Blizzard conditions are causing travel disruption as Britain is battered by a storm which has led to the cancellation of at least 80 flights at the country's biggest airport.
Heavy snow was lying across Scotland, Northern Ireland and parts of England by Thursday morning.
London's Heathrow Airport said a combination of snow and windy weather conditions had impacted on flights.
A spokesman said: "There have been a total of 80 flights cancelled for Heathrow Airport."
The Met Office had issued yellow "be aware" warnings of wind and snow for Scotland, warning of gusts of up to 60mph in places and 4in (10cm) to 8in (20cm) of snow on higher ground.
The warnings also extend to northern parts of England as well as Wales and Northern Ireland, where thick snow blanketed Coleraine and Ballymena.
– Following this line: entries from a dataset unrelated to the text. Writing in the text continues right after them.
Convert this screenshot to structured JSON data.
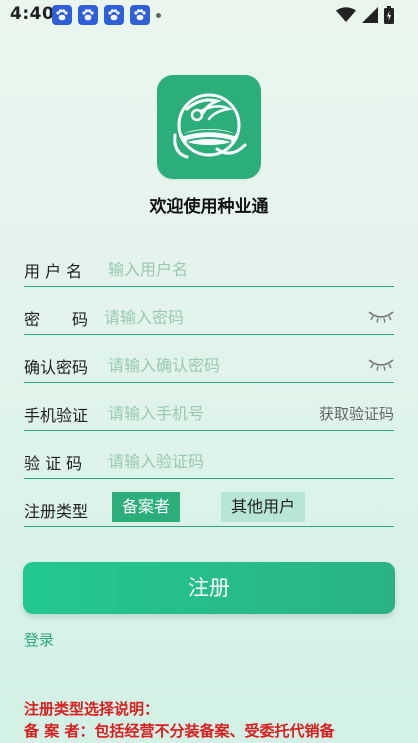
{
  "status_bar": {
    "time": "4:40",
    "notification_icons": [
      "baidu-paw-icon",
      "baidu-paw-icon",
      "baidu-paw-icon",
      "baidu-paw-icon"
    ],
    "right_icons": [
      "wifi-icon",
      "cell-signal-icon",
      "battery-icon"
    ]
  },
  "app": {
    "title": "欢迎使用种业通",
    "logo_icon": "app-logo-icon",
    "accent_color": "#2cae7b"
  },
  "form": {
    "username": {
      "label": "用 户 名",
      "placeholder": "输入用户名",
      "value": ""
    },
    "password": {
      "label": "密　　码",
      "placeholder": "请输入密码",
      "value": "",
      "toggle_icon": "eye-closed-icon"
    },
    "confirm_password": {
      "label": "确认密码",
      "placeholder": "请输入确认密码",
      "value": "",
      "toggle_icon": "eye-closed-icon"
    },
    "phone": {
      "label": "手机验证",
      "placeholder": "请输入手机号",
      "value": "",
      "get_code_label": "获取验证码"
    },
    "code": {
      "label": "验 证 码",
      "placeholder": "请输入验证码",
      "value": ""
    },
    "register_type": {
      "label": "注册类型",
      "options": [
        "备案者",
        "其他用户"
      ],
      "selected": "备案者"
    }
  },
  "actions": {
    "register_label": "注册",
    "login_label": "登录"
  },
  "notes": {
    "title": "注册类型选择说明：",
    "line1": "备 案 者：包括经营不分装备案、受委托代销备"
  }
}
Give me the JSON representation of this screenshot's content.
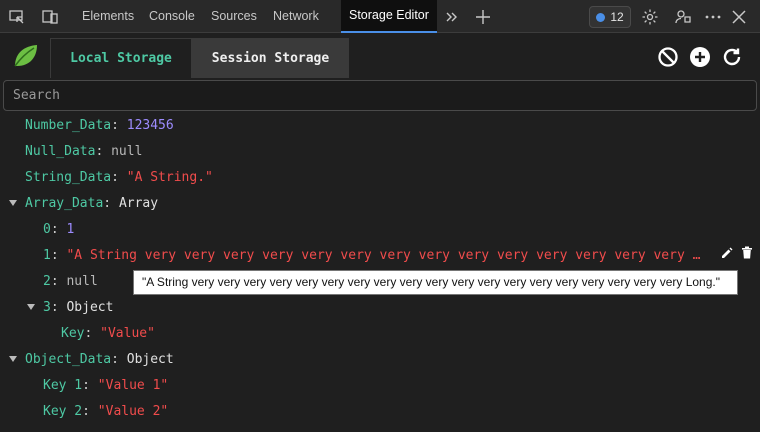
{
  "devtools": {
    "tabs": [
      "Elements",
      "Console",
      "Sources",
      "Network"
    ],
    "active_tab": "Storage Editor",
    "badge_count": "12"
  },
  "extension": {
    "tabs": {
      "local": "Local Storage",
      "session": "Session Storage"
    },
    "search_placeholder": "Search"
  },
  "tree": {
    "number_data": {
      "key": "Number_Data",
      "value": "123456"
    },
    "null_data": {
      "key": "Null_Data",
      "value": "null"
    },
    "string_data": {
      "key": "String_Data",
      "value": "\"A String.\""
    },
    "array_data": {
      "key": "Array_Data",
      "type": "Array",
      "items": [
        {
          "key": "0",
          "value": "1"
        },
        {
          "key": "1",
          "value": "\"A String very very very very very very very very very very very very very very very very very very very Long.\""
        },
        {
          "key": "2",
          "value": "null"
        },
        {
          "key": "3",
          "type": "Object",
          "child_key": "Key",
          "child_value": "\"Value\""
        }
      ]
    },
    "object_data": {
      "key": "Object_Data",
      "type": "Object",
      "items": [
        {
          "key": "Key 1",
          "value": "\"Value 1\""
        },
        {
          "key": "Key 2",
          "value": "\"Value 2\""
        }
      ]
    }
  },
  "tooltip": "\"A String very very very very very very very very very very very very very very very very very very very Long.\"",
  "colors": {
    "key": "#4ec9a4",
    "number": "#9d8cff",
    "string": "#f14c4c",
    "accent": "#4a8fe7"
  }
}
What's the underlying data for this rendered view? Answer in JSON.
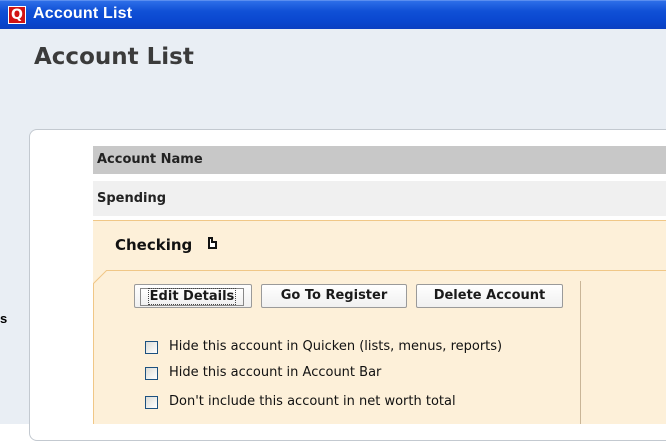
{
  "window": {
    "title": "Account List",
    "app_icon_letter": "Q"
  },
  "page": {
    "title": "Account List",
    "side_label": "s"
  },
  "table": {
    "header": "Account Name",
    "group": "Spending"
  },
  "account": {
    "name": "Checking",
    "buttons": {
      "edit": "Edit Details",
      "register": "Go To Register",
      "delete": "Delete Account"
    },
    "options": [
      {
        "label": "Hide this account in Quicken (lists, menus, reports)",
        "checked": false
      },
      {
        "label": "Hide this account in Account Bar",
        "checked": false
      },
      {
        "label": "Don't include this account in net worth total",
        "checked": false
      }
    ]
  },
  "colors": {
    "titlebar": "#0a47cf",
    "panel_accent": "#f0c787",
    "panel_bg": "#fdf0d9"
  }
}
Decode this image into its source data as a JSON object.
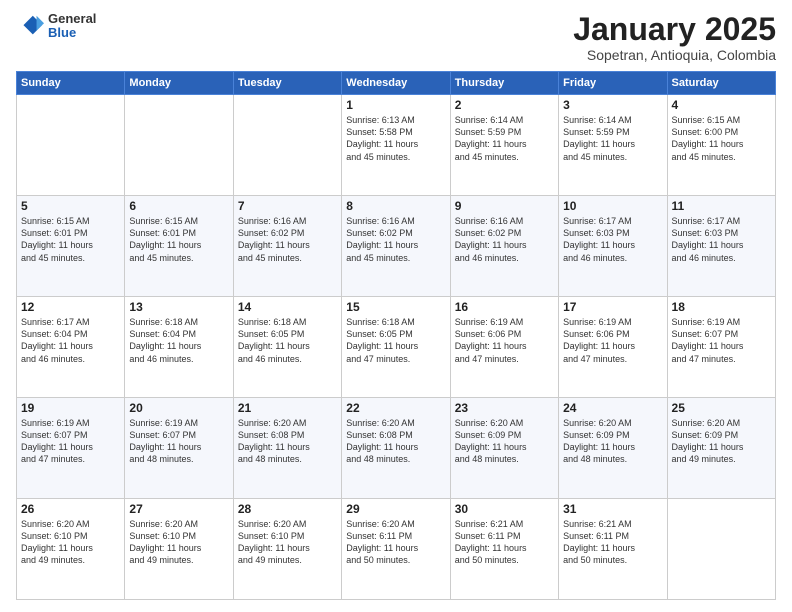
{
  "header": {
    "logo": {
      "general": "General",
      "blue": "Blue"
    },
    "title": "January 2025",
    "subtitle": "Sopetran, Antioquia, Colombia"
  },
  "weekdays": [
    "Sunday",
    "Monday",
    "Tuesday",
    "Wednesday",
    "Thursday",
    "Friday",
    "Saturday"
  ],
  "weeks": [
    [
      {
        "day": "",
        "info": ""
      },
      {
        "day": "",
        "info": ""
      },
      {
        "day": "",
        "info": ""
      },
      {
        "day": "1",
        "info": "Sunrise: 6:13 AM\nSunset: 5:58 PM\nDaylight: 11 hours\nand 45 minutes."
      },
      {
        "day": "2",
        "info": "Sunrise: 6:14 AM\nSunset: 5:59 PM\nDaylight: 11 hours\nand 45 minutes."
      },
      {
        "day": "3",
        "info": "Sunrise: 6:14 AM\nSunset: 5:59 PM\nDaylight: 11 hours\nand 45 minutes."
      },
      {
        "day": "4",
        "info": "Sunrise: 6:15 AM\nSunset: 6:00 PM\nDaylight: 11 hours\nand 45 minutes."
      }
    ],
    [
      {
        "day": "5",
        "info": "Sunrise: 6:15 AM\nSunset: 6:01 PM\nDaylight: 11 hours\nand 45 minutes."
      },
      {
        "day": "6",
        "info": "Sunrise: 6:15 AM\nSunset: 6:01 PM\nDaylight: 11 hours\nand 45 minutes."
      },
      {
        "day": "7",
        "info": "Sunrise: 6:16 AM\nSunset: 6:02 PM\nDaylight: 11 hours\nand 45 minutes."
      },
      {
        "day": "8",
        "info": "Sunrise: 6:16 AM\nSunset: 6:02 PM\nDaylight: 11 hours\nand 45 minutes."
      },
      {
        "day": "9",
        "info": "Sunrise: 6:16 AM\nSunset: 6:02 PM\nDaylight: 11 hours\nand 46 minutes."
      },
      {
        "day": "10",
        "info": "Sunrise: 6:17 AM\nSunset: 6:03 PM\nDaylight: 11 hours\nand 46 minutes."
      },
      {
        "day": "11",
        "info": "Sunrise: 6:17 AM\nSunset: 6:03 PM\nDaylight: 11 hours\nand 46 minutes."
      }
    ],
    [
      {
        "day": "12",
        "info": "Sunrise: 6:17 AM\nSunset: 6:04 PM\nDaylight: 11 hours\nand 46 minutes."
      },
      {
        "day": "13",
        "info": "Sunrise: 6:18 AM\nSunset: 6:04 PM\nDaylight: 11 hours\nand 46 minutes."
      },
      {
        "day": "14",
        "info": "Sunrise: 6:18 AM\nSunset: 6:05 PM\nDaylight: 11 hours\nand 46 minutes."
      },
      {
        "day": "15",
        "info": "Sunrise: 6:18 AM\nSunset: 6:05 PM\nDaylight: 11 hours\nand 47 minutes."
      },
      {
        "day": "16",
        "info": "Sunrise: 6:19 AM\nSunset: 6:06 PM\nDaylight: 11 hours\nand 47 minutes."
      },
      {
        "day": "17",
        "info": "Sunrise: 6:19 AM\nSunset: 6:06 PM\nDaylight: 11 hours\nand 47 minutes."
      },
      {
        "day": "18",
        "info": "Sunrise: 6:19 AM\nSunset: 6:07 PM\nDaylight: 11 hours\nand 47 minutes."
      }
    ],
    [
      {
        "day": "19",
        "info": "Sunrise: 6:19 AM\nSunset: 6:07 PM\nDaylight: 11 hours\nand 47 minutes."
      },
      {
        "day": "20",
        "info": "Sunrise: 6:19 AM\nSunset: 6:07 PM\nDaylight: 11 hours\nand 48 minutes."
      },
      {
        "day": "21",
        "info": "Sunrise: 6:20 AM\nSunset: 6:08 PM\nDaylight: 11 hours\nand 48 minutes."
      },
      {
        "day": "22",
        "info": "Sunrise: 6:20 AM\nSunset: 6:08 PM\nDaylight: 11 hours\nand 48 minutes."
      },
      {
        "day": "23",
        "info": "Sunrise: 6:20 AM\nSunset: 6:09 PM\nDaylight: 11 hours\nand 48 minutes."
      },
      {
        "day": "24",
        "info": "Sunrise: 6:20 AM\nSunset: 6:09 PM\nDaylight: 11 hours\nand 48 minutes."
      },
      {
        "day": "25",
        "info": "Sunrise: 6:20 AM\nSunset: 6:09 PM\nDaylight: 11 hours\nand 49 minutes."
      }
    ],
    [
      {
        "day": "26",
        "info": "Sunrise: 6:20 AM\nSunset: 6:10 PM\nDaylight: 11 hours\nand 49 minutes."
      },
      {
        "day": "27",
        "info": "Sunrise: 6:20 AM\nSunset: 6:10 PM\nDaylight: 11 hours\nand 49 minutes."
      },
      {
        "day": "28",
        "info": "Sunrise: 6:20 AM\nSunset: 6:10 PM\nDaylight: 11 hours\nand 49 minutes."
      },
      {
        "day": "29",
        "info": "Sunrise: 6:20 AM\nSunset: 6:11 PM\nDaylight: 11 hours\nand 50 minutes."
      },
      {
        "day": "30",
        "info": "Sunrise: 6:21 AM\nSunset: 6:11 PM\nDaylight: 11 hours\nand 50 minutes."
      },
      {
        "day": "31",
        "info": "Sunrise: 6:21 AM\nSunset: 6:11 PM\nDaylight: 11 hours\nand 50 minutes."
      },
      {
        "day": "",
        "info": ""
      }
    ]
  ]
}
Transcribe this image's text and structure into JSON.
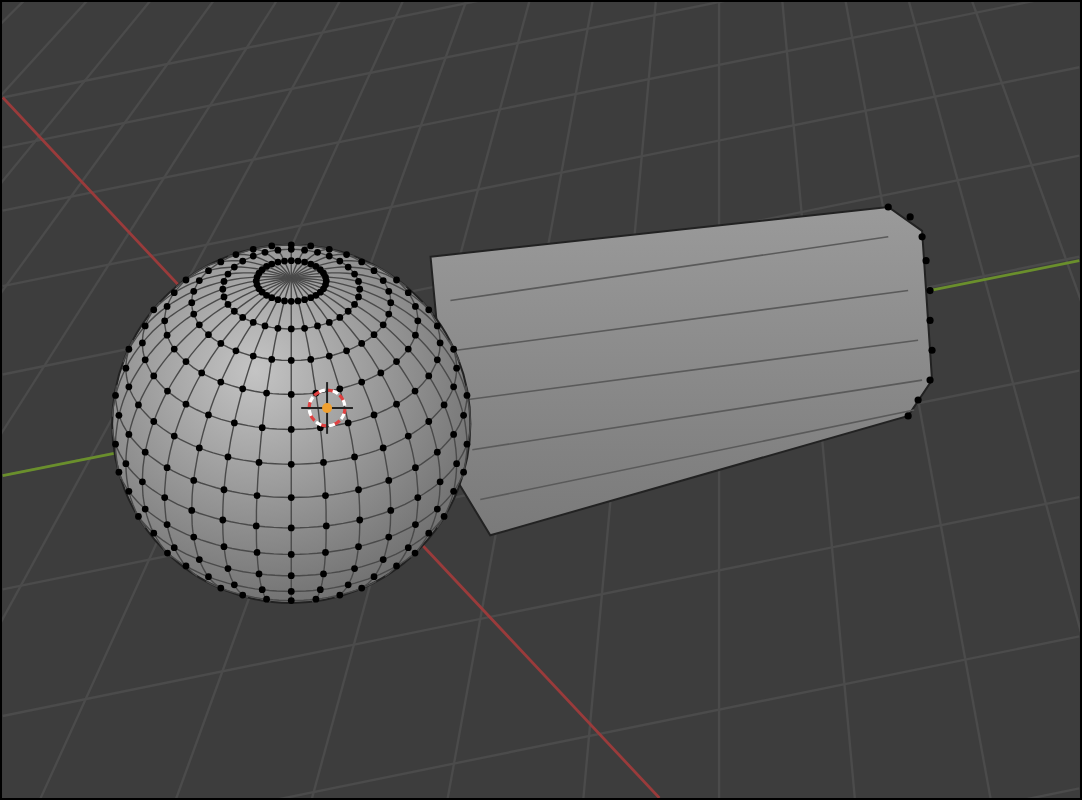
{
  "viewport": {
    "show_grid": true,
    "show_axes": true,
    "show_cursor": true
  }
}
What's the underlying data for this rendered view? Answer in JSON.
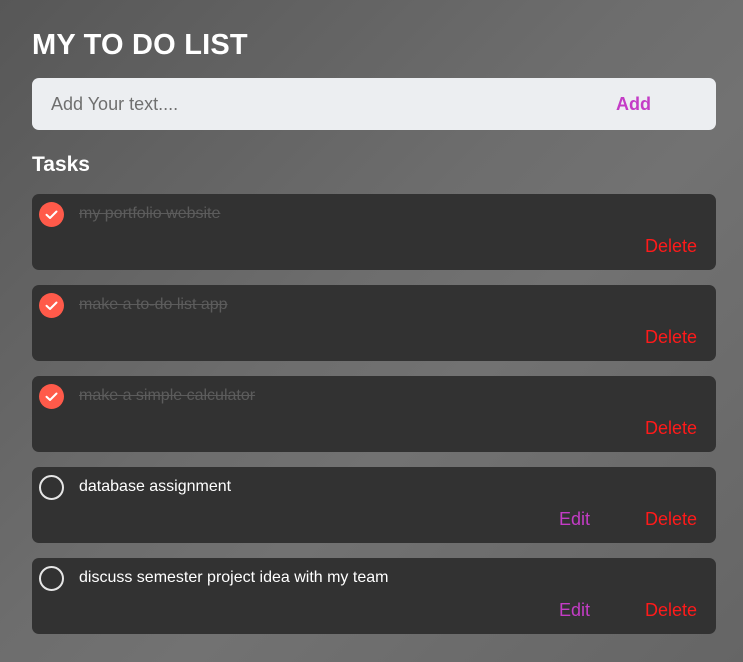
{
  "app": {
    "title": "MY TO DO LIST"
  },
  "input": {
    "placeholder": "Add Your text....",
    "value": "",
    "add_label": "Add"
  },
  "tasks_heading": "Tasks",
  "tasks": [
    {
      "text": "my portfolio website",
      "completed": true,
      "show_edit": false,
      "delete_label": "Delete"
    },
    {
      "text": "make a to-do list app",
      "completed": true,
      "show_edit": false,
      "delete_label": "Delete"
    },
    {
      "text": "make a simple calculator",
      "completed": true,
      "show_edit": false,
      "delete_label": "Delete"
    },
    {
      "text": "database assignment",
      "completed": false,
      "show_edit": true,
      "edit_label": "Edit",
      "delete_label": "Delete"
    },
    {
      "text": "discuss semester project idea with my team",
      "completed": false,
      "show_edit": true,
      "edit_label": "Edit",
      "delete_label": "Delete"
    }
  ],
  "colors": {
    "accent": "#c43cc6",
    "delete": "#ff1a1a",
    "check_done": "#ff5a4a",
    "card_bg": "#323232"
  },
  "icons": {
    "check_done": "check-circle-filled-icon",
    "check_todo": "circle-outline-icon"
  }
}
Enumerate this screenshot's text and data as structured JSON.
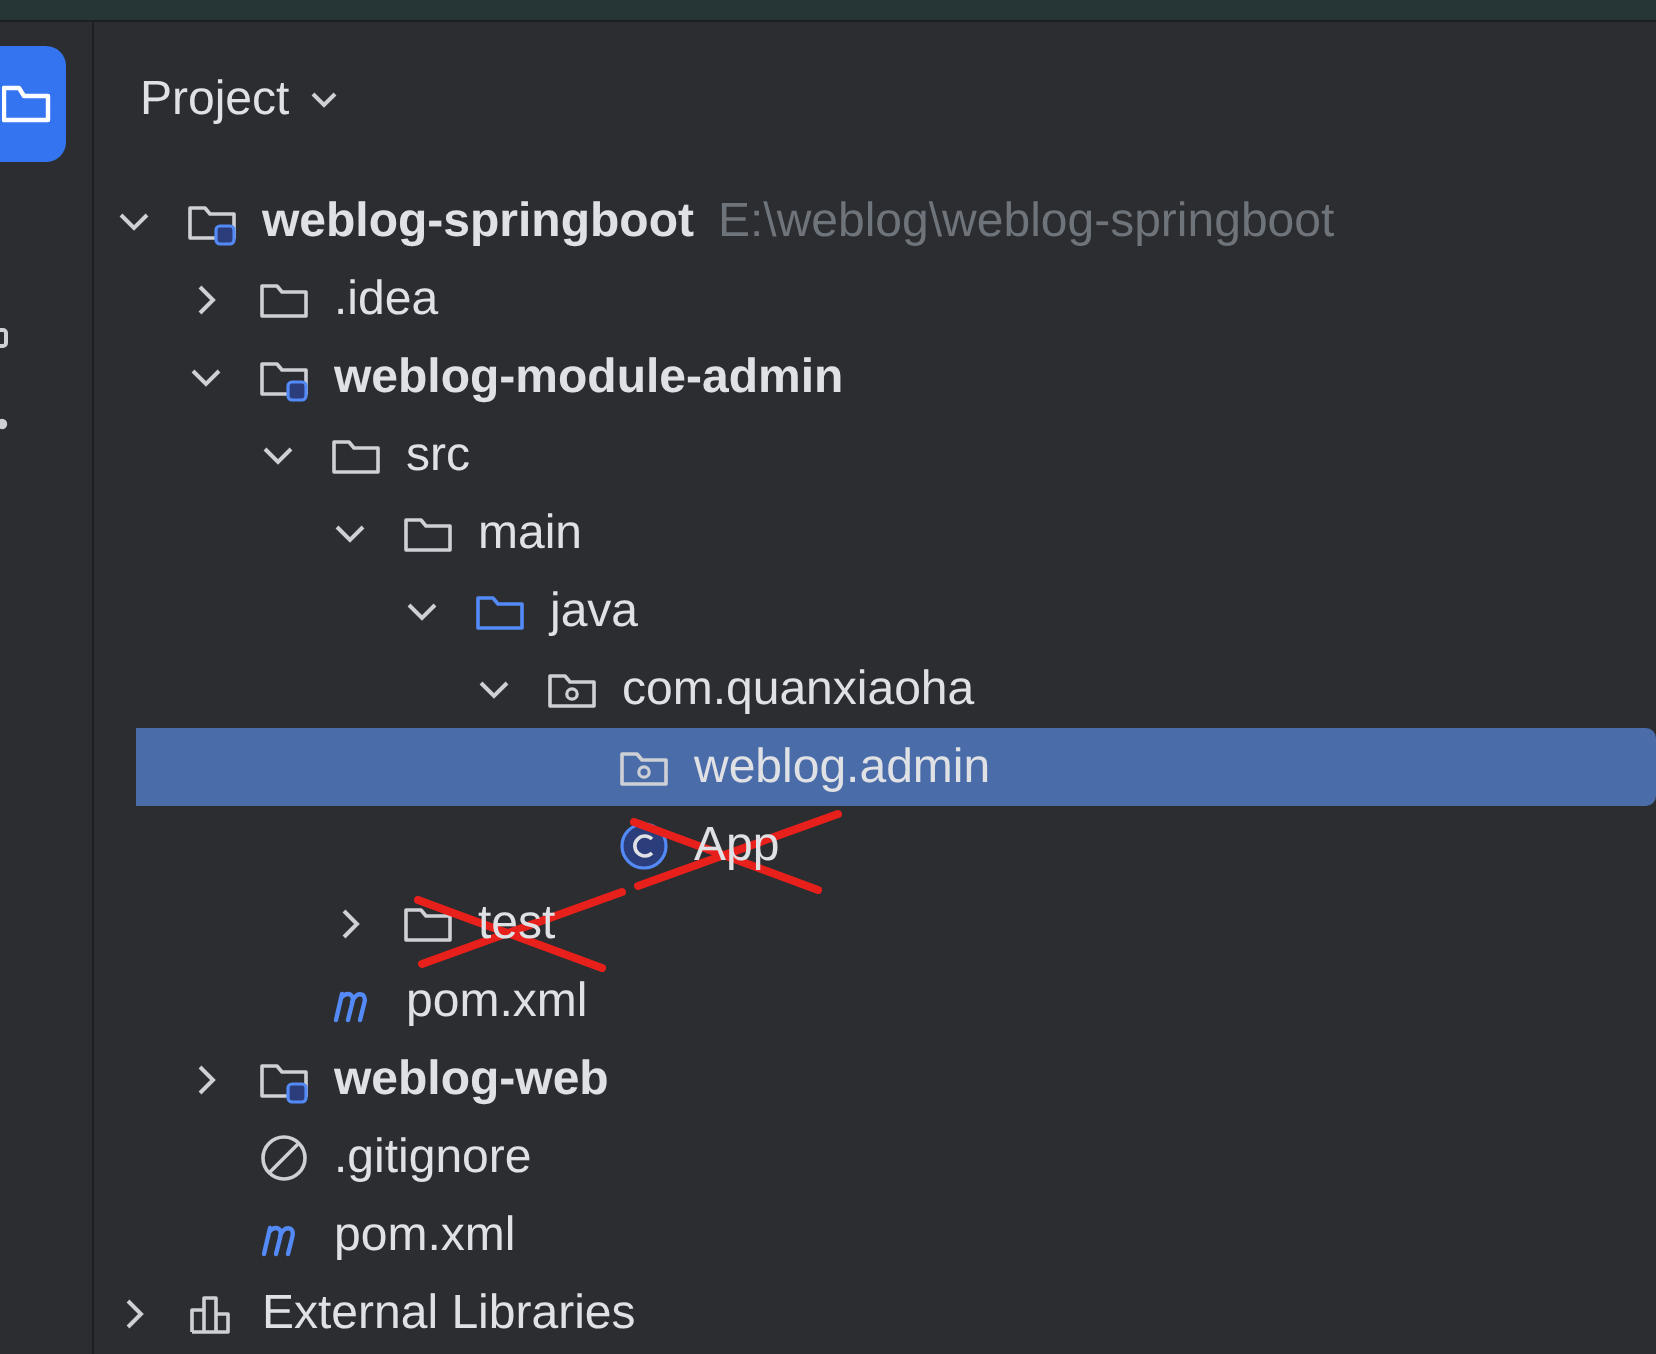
{
  "sidebar": {
    "buttons": [
      {
        "kind": "project",
        "selected": true
      },
      {
        "kind": "structure",
        "selected": false
      },
      {
        "kind": "more",
        "selected": false
      }
    ]
  },
  "panel": {
    "title": "Project"
  },
  "tree": [
    {
      "label": "weblog-springboot",
      "kind": "module",
      "hint": "E:\\weblog\\weblog-springboot",
      "expanded": true,
      "selected": false,
      "crossed_out": false,
      "children": [
        {
          "label": ".idea",
          "kind": "folder",
          "expanded": false,
          "selected": false,
          "crossed_out": false
        },
        {
          "label": "weblog-module-admin",
          "kind": "module",
          "expanded": true,
          "selected": false,
          "crossed_out": false,
          "children": [
            {
              "label": "src",
              "kind": "folder",
              "expanded": true,
              "selected": false,
              "crossed_out": false,
              "children": [
                {
                  "label": "main",
                  "kind": "folder",
                  "expanded": true,
                  "selected": false,
                  "crossed_out": false,
                  "children": [
                    {
                      "label": "java",
                      "kind": "source",
                      "expanded": true,
                      "selected": false,
                      "crossed_out": false,
                      "children": [
                        {
                          "label": "com.quanxiaoha",
                          "kind": "package",
                          "expanded": true,
                          "selected": false,
                          "crossed_out": false,
                          "children": [
                            {
                              "label": "weblog.admin",
                              "kind": "package",
                              "selected": true,
                              "crossed_out": false
                            },
                            {
                              "label": "App",
                              "kind": "class",
                              "selected": false,
                              "crossed_out": true
                            }
                          ]
                        }
                      ]
                    }
                  ]
                },
                {
                  "label": "test",
                  "kind": "folder",
                  "expanded": false,
                  "selected": false,
                  "crossed_out": true
                }
              ]
            },
            {
              "label": "pom.xml",
              "kind": "maven",
              "selected": false,
              "crossed_out": false
            }
          ]
        },
        {
          "label": "weblog-web",
          "kind": "module",
          "expanded": false,
          "selected": false,
          "crossed_out": false
        },
        {
          "label": ".gitignore",
          "kind": "ignore",
          "selected": false,
          "crossed_out": false
        },
        {
          "label": "pom.xml",
          "kind": "maven",
          "selected": false,
          "crossed_out": false
        }
      ]
    },
    {
      "label": "External Libraries",
      "kind": "library",
      "expanded": false,
      "selected": false,
      "crossed_out": false
    }
  ]
}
The weather has affected ferry services, with Caledonian MacBrayne warning "heavy disruptions" are expected.
Northlink ferries and Orkney Ferries also warned disruption was likely due to the weather.
The Met Office described the weather as a "real taste of winter" caused by a polar airmass, which originated over northern Canada, spreading south across the UK.
The Forth Road Bridge - which connects Edinburgh and Fife - is open again after it was closed all of Wednesday when a lorry was blown over and damaged the central reservation.
Paul Gundersen, chief meteorologist at the Met Office, said the heaviest and most frequent snow showers are likely across northern and western Scotland, Northern Ireland and around Irish Sea coasts, but eastern coasts will also be affected in the coming days.
"Most northern areas are very likely to see snow showers at times over the next few days but the situation over the southern half of England is more complicated," Mr Gundersen said.
"Southern counties of England and Wales can expect a cold and wet day with some heavy rain on Thursday, but there's an increasing chance this will turn to sleet or snow, especially over hills, during the afternoon and evening.
"There is a chance of snow settling, bringing disruption to transport during the evening rush-hour and possibly interruptions to power supplies - this more likely across East Anglia and south-east England.
"As skies clear on Thursday night, it is likely to become icy in many areas.
"Forecasting snow is always challenging and there's often a fine line between whether it will rain or snow in a particular location depending on slight changes in air temperature."
It follows a wet and windy day on Wednesday for Scotland and the north of England which left homes without power and major travel disruption.
A gust of 93mph was recorded at High Bradfield in South Yorkshire and 82mph at Emley Moor in West Yorkshire.
Engineers worked to reconnect thousands of homes in Yorkshire, Cumbria, Cheshire and the north of Scotland and will be on stand-by throughout Thursday.
The Energy Networks Association has reminded people they can call 105 - the new, free national phone line - if the weather damages their local power network and affects their electricity supply.